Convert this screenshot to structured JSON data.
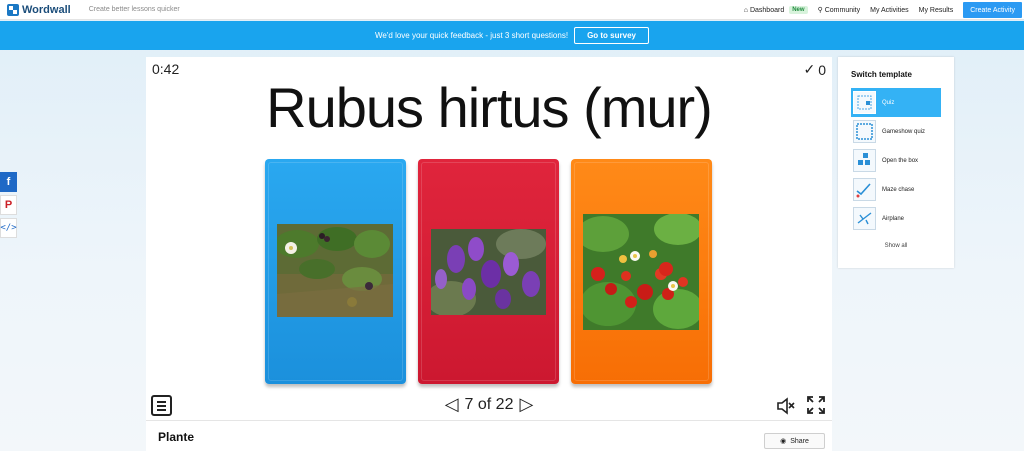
{
  "topbar": {
    "logo": "Wordwall",
    "tagline": "Create better lessons quicker",
    "nav": {
      "dashboard": "Dashboard",
      "badge": "New",
      "community": "Community",
      "my_activities": "My Activities",
      "my_results": "My Results",
      "create": "Create Activity"
    }
  },
  "banner": {
    "text": "We'd love your quick feedback - just 3 short questions!",
    "button": "Go to survey"
  },
  "activity": {
    "timer": "0:42",
    "score": "0",
    "question": "Rubus hirtus (mur)",
    "answers": [
      {
        "color": "#1f9ae6",
        "image": "bramble-plant-photo"
      },
      {
        "color": "#d71f36",
        "image": "purple-vetch-flowers-photo"
      },
      {
        "color": "#fb7c0e",
        "image": "wild-strawberries-photo"
      }
    ],
    "pager": "7 of 22",
    "title": "Plante",
    "share": "Share"
  },
  "switch_template": {
    "title": "Switch template",
    "items": [
      {
        "label": "Quiz",
        "active": true
      },
      {
        "label": "Gameshow quiz",
        "active": false
      },
      {
        "label": "Open the box",
        "active": false
      },
      {
        "label": "Maze chase",
        "active": false
      },
      {
        "label": "Airplane",
        "active": false
      }
    ],
    "show_all": "Show all"
  },
  "social": {
    "facebook": "f",
    "pinterest": "P",
    "embed": "</>"
  },
  "colors": {
    "accent": "#2b9af3",
    "banner": "#19a4ee"
  }
}
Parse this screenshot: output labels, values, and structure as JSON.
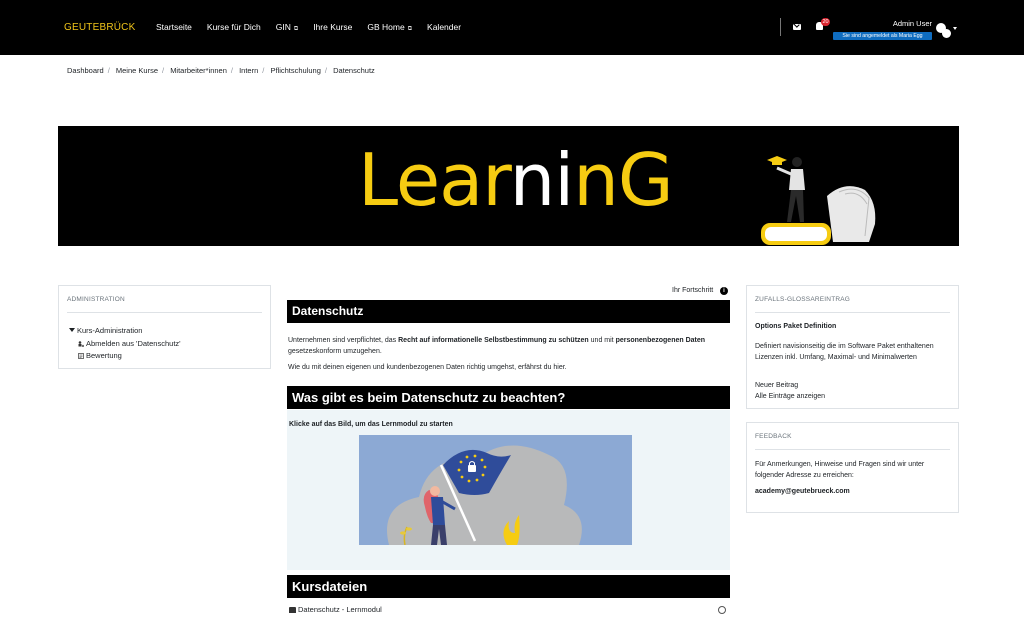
{
  "navbar": {
    "brand": "GEUTEBRÜCK",
    "links": [
      {
        "label": "Startseite",
        "external": false
      },
      {
        "label": "Kurse für Dich",
        "external": false
      },
      {
        "label": "GIN",
        "external": true
      },
      {
        "label": "Ihre Kurse",
        "external": false
      },
      {
        "label": "GB Home",
        "external": true
      },
      {
        "label": "Kalender",
        "external": false
      }
    ],
    "external_glyph": "⧉",
    "notification_count": "20",
    "user_name": "Admin User",
    "login_as_badge": "Sie sind angemeldet als Maria Egg"
  },
  "breadcrumb": [
    "Dashboard",
    "Meine Kurse",
    "Mitarbeiter*innen",
    "Intern",
    "Pflichtschulung",
    "Datenschutz"
  ],
  "banner": {
    "title_part1": "Lear",
    "title_part2": "ni",
    "title_part3": "nG"
  },
  "admin_block": {
    "title": "ADMINISTRATION",
    "root_label": "Kurs-Administration",
    "items": [
      "Abmelden aus 'Datenschutz'",
      "Bewertung"
    ]
  },
  "course": {
    "progress_label": "Ihr Fortschritt",
    "section1_title": "Datenschutz",
    "intro_part1": "Unternehmen sind verpflichtet, das ",
    "intro_bold1": "Recht auf informationelle Selbstbestimmung zu schützen",
    "intro_part2": " und mit ",
    "intro_bold2": "personenbezogenen Daten",
    "intro_part3": " gesetzeskonform umzugehen.",
    "intro_line2": "Wie du mit deinen eigenen und kundenbezogenen Daten richtig umgehst, erfährst du hier.",
    "section2_title": "Was gibt es beim Datenschutz zu beachten?",
    "module_hint": "Klicke auf das Bild, um das Lernmodul zu starten",
    "section3_title": "Kursdateien",
    "file_label": "Datenschutz - Lernmodul"
  },
  "glossary_block": {
    "title": "ZUFALLS-GLOSSAREINTRAG",
    "entry_title": "Options Paket Definition",
    "entry_text": "Definiert navisionseitig die im Software Paket enthaltenen Lizenzen inkl. Umfang, Maximal- und Minimalwerten",
    "new_entry": "Neuer Beitrag",
    "show_all": "Alle Einträge anzeigen"
  },
  "feedback_block": {
    "title": "FEEDBACK",
    "text": "Für Anmerkungen, Hinweise und Fragen sind wir unter folgender Adresse zu erreichen:",
    "email": "academy@geutebrueck.com"
  },
  "colors": {
    "brand_yellow": "#f0c419",
    "badge_red": "#d9232e",
    "login_blue": "#0f6cbf"
  }
}
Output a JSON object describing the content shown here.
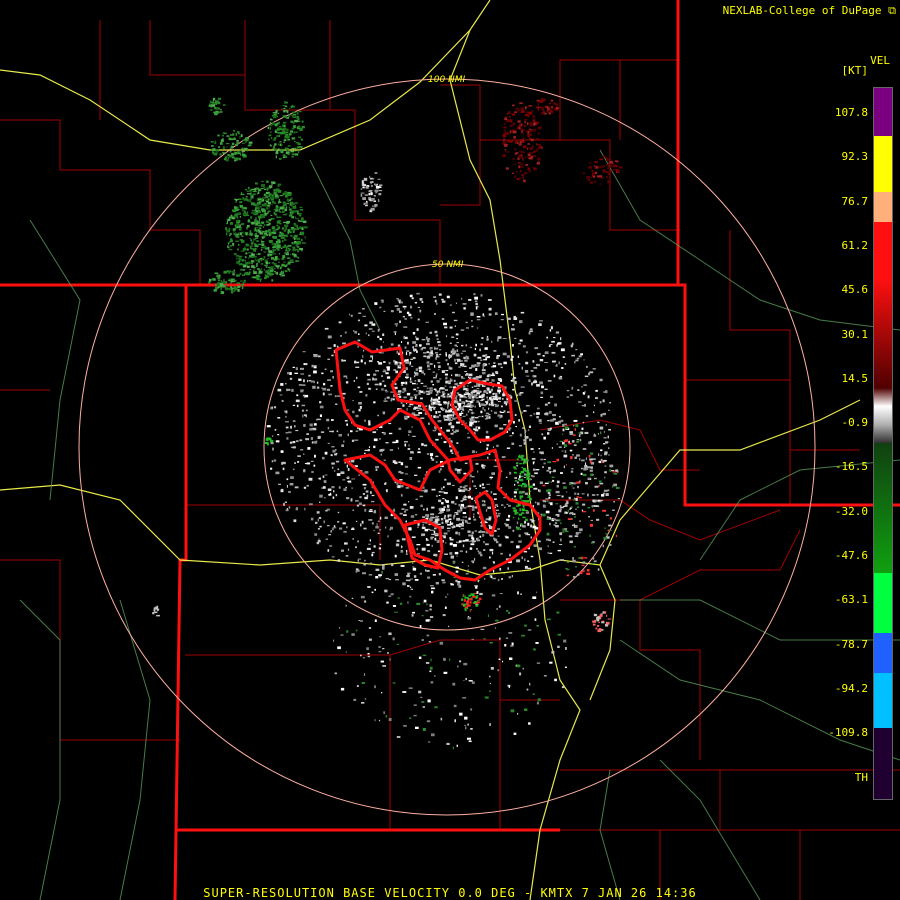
{
  "header": {
    "credit": "NEXLAB-College of DuPage ⧉"
  },
  "legend": {
    "title": "VEL",
    "unit": "[KT]",
    "ticks": [
      "107.8",
      "92.3",
      "76.7",
      "61.2",
      "45.6",
      "30.1",
      "14.5",
      "-0.9",
      "-16.5",
      "-32.0",
      "-47.6",
      "-63.1",
      "-78.7",
      "-94.2",
      "-109.8",
      "TH"
    ],
    "colors": {
      "purple": "#7a0080",
      "yellow": "#ffff00",
      "orange": "#ffb07a",
      "red": "#ff1010",
      "darkred": "#500000",
      "gray": "#b0b0b0",
      "green": "#10a010",
      "brightgreen": "#00ff40",
      "blue": "#2060ff",
      "cyan": "#00c0ff",
      "th": "#200030"
    }
  },
  "range_rings": [
    "100 NMI",
    "50 NMI"
  ],
  "footer": {
    "caption": "SUPER-RESOLUTION BASE VELOCITY 0.0 DEG - KMTX 7 JAN 26 14:36"
  },
  "icons": {
    "external": "external-link-icon"
  }
}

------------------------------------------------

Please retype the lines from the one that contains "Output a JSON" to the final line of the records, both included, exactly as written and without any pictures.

== The completed task ==
Output a JSON object describing the content shown here.
{
  "header": {
    "credit": "NEXLAB-College of DuPage ⧉"
  },
  "legend": {
    "title": "VEL",
    "unit": "[KT]",
    "ticks": [
      "107.8",
      "92.3",
      "76.7",
      "61.2",
      "45.6",
      "30.1",
      "14.5",
      "-0.9",
      "-16.5",
      "-32.0",
      "-47.6",
      "-63.1",
      "-78.7",
      "-94.2",
      "-109.8",
      "TH"
    ],
    "colors": {
      "purple": "#7a0080",
      "yellow": "#ffff00",
      "orange": "#ffb07a",
      "red": "#ff1010",
      "darkred": "#500000",
      "gray": "#b0b0b0",
      "green": "#10a010",
      "brightgreen": "#00ff40",
      "blue": "#2060ff",
      "cyan": "#00c0ff",
      "th": "#200030"
    }
  },
  "range_rings": [
    "100 NMI",
    "50 NMI"
  ],
  "footer": {
    "caption": "SUPER-RESOLUTION BASE VELOCITY 0.0 DEG - KMTX 7 JAN 26 14:36"
  },
  "icons": {
    "external": "external-link-icon"
  }
}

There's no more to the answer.